Sorry to Bother You
Director: Boots Riley
In theaters: 07.13
Boots Riley’s directorial debut is a thumping and electrifying ride through the alternate present. Set in Oakland, Sorry to Bother You follows its somewhat passive, somewhat striving protagonist, Cassius “Cash” Green (Lakeith Stanfield), who lives in his uncle’s (Terry Crews) garage and spends most of his time with his girlfriend, Detroit (Tessa Thompson), a blazing artist-activist. While Detroit is off twirling street signs at her day job, donning homemade earrings (one set reads, “murder murder murder / kill kill kill”) or conceptualizing some anti-colonialist art, Cassius is four months behind on rent, so he lands a commissions-only telemarketing job at RegalView. There, he’s repeatedly reminded to “stick to the script,” starting each sales call, to no avail, with “Sorry to bother you.” But things change when Cassius’ coworker Langston (Danny Glover) teaches him how to use his white voice—the kind of “carefree” voice he’d use when he’s “stopped by a cop,” when he’s “got [his] bills paid” (aka, at least here, David Cross’ voice).
Meanwhile, RegalView’s employees have swiftly organized (led by Squeeze, played by Steven Yeun) and are staging phone strikes and massive picketing protests. Nearby, the Left Eye activists have turned their gaze onto WorryFree, a company that—disguised with the promise of lifetime employment in exchange for food and shelter—essentially produces and sells indentured labor to corporations. (It’s run by a maniacal cokehead-CEO bro, Steve Lift, played by Armie Hammer.) While Cassius is sympathetic to the union efforts and disturbed by news of WorryFree, he finds his telemarketing gig propelling him to new vistas. The money flows in, Cassius finally feels like he’s found direction in his life, and he gets closer to attaining that mysterious but coveted Power Caller status.
When Cassius finally ascends, worlds vividly converge, and the magic realism of Sorry to Bother You’s absurdist, political satire takes a disturbing turn toward dystopic (almost apocalyptic) sci-fi. Things get shocking, but Sorry to Bother You maintains its sense of rhythm and panorama.
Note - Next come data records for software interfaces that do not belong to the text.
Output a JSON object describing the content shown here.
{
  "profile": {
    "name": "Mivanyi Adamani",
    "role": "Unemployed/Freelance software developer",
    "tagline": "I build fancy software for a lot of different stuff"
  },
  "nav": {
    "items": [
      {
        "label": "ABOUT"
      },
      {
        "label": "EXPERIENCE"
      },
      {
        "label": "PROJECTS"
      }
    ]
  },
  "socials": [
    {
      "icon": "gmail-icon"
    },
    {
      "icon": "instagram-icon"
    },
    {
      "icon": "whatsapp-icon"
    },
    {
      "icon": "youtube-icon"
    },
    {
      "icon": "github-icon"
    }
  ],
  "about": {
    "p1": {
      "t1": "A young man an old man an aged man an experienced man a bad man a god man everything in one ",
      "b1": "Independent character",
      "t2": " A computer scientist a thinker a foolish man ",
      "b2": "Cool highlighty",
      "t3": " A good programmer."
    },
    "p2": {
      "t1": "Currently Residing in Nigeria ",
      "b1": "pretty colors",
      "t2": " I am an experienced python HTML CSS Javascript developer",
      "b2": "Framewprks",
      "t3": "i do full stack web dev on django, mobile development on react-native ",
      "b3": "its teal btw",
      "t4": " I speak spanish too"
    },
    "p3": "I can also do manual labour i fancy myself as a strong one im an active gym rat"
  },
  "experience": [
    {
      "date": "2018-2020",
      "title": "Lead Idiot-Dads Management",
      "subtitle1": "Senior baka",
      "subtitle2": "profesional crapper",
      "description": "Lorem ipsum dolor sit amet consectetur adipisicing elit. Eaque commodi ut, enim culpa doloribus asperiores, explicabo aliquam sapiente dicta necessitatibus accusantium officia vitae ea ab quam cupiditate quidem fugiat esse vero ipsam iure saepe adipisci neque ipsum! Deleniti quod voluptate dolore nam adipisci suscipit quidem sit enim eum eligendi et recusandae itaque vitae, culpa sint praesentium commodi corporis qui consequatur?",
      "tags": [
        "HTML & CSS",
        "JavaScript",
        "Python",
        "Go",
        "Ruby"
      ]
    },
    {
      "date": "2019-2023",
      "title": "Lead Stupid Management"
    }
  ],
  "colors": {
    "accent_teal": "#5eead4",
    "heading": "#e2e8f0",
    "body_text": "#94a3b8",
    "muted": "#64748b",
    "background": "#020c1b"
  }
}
The film is unforgettably visualized, soundtracked and performed. Buoyed by its people-power, anti-capitalist, revolution-minded readiness to jolt us awake, Riley’s filmic storytelling debut stays daring and endlessly inventive. –Kathy Rong Zhou